[The data Boundary: Start]

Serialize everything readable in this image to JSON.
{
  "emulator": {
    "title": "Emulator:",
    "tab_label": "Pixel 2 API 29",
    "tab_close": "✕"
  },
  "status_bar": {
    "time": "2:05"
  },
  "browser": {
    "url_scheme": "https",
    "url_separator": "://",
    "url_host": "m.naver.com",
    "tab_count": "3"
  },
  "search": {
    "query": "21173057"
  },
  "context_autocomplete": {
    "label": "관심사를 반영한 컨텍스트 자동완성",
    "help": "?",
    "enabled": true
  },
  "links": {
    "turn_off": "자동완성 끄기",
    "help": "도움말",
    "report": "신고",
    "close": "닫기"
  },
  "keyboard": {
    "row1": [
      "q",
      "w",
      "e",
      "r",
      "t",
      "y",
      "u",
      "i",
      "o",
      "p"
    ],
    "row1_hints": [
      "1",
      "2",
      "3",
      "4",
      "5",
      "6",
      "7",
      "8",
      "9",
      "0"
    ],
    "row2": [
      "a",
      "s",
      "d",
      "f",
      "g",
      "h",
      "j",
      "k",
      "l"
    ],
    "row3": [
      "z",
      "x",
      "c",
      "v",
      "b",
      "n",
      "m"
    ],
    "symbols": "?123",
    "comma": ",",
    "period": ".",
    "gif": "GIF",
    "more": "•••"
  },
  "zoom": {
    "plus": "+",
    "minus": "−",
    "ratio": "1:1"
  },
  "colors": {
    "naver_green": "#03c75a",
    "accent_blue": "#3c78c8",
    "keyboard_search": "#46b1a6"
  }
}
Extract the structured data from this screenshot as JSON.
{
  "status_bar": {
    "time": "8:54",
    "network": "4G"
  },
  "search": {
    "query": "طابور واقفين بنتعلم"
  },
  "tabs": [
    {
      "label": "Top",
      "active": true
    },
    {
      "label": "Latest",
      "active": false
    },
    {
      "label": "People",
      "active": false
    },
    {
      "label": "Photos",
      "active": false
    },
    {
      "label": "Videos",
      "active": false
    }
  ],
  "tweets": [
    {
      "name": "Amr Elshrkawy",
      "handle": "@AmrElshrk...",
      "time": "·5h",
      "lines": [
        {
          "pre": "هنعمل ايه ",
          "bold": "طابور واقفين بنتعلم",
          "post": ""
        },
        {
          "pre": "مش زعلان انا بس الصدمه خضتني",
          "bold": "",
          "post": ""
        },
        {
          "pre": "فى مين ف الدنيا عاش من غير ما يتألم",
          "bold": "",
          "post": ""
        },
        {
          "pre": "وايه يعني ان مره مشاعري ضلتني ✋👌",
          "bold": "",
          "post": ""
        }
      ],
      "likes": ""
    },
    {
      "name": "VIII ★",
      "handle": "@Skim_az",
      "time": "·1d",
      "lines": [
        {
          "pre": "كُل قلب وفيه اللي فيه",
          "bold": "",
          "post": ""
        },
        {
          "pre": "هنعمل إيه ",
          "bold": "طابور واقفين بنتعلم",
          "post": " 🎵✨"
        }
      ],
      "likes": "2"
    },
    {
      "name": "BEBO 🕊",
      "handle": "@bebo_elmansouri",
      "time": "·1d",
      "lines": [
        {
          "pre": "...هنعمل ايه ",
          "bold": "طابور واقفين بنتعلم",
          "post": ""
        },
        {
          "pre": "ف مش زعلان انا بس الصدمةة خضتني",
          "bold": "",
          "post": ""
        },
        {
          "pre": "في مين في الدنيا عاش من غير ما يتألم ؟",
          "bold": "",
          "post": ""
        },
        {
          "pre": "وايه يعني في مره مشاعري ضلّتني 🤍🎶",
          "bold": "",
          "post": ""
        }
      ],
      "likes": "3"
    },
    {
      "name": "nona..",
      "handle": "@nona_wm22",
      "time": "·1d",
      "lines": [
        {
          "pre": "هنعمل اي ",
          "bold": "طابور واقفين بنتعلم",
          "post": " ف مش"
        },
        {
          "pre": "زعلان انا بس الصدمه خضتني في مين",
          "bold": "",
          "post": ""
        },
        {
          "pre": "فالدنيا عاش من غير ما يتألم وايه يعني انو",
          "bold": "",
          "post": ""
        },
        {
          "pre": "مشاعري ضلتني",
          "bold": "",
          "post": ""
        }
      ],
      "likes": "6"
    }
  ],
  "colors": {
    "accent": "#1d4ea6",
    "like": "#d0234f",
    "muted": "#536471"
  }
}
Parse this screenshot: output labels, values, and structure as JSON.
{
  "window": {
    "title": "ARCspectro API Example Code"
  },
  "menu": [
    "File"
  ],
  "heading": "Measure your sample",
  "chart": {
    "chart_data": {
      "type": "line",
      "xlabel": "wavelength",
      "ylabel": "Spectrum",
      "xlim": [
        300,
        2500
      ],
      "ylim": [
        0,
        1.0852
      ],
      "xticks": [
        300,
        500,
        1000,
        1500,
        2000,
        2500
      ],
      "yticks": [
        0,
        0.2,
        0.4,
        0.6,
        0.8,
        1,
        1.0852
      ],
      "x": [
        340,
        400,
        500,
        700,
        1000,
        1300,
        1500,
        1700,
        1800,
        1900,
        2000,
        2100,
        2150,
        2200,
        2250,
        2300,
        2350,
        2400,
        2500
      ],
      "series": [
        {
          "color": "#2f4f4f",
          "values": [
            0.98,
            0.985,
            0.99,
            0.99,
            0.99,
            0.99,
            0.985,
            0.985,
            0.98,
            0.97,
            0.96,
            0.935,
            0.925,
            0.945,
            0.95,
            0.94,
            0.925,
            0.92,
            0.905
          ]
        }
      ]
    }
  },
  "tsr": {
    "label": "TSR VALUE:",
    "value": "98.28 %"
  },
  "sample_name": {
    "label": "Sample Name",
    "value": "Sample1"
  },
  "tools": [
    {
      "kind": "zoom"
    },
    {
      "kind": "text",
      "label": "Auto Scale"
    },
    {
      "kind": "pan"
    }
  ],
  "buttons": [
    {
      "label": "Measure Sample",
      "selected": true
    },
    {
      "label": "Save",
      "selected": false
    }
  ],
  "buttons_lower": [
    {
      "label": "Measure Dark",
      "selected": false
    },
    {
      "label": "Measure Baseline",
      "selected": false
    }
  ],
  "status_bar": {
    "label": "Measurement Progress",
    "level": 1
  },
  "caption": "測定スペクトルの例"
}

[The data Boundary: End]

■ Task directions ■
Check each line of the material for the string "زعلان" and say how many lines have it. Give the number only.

■ Exercise solution ■
3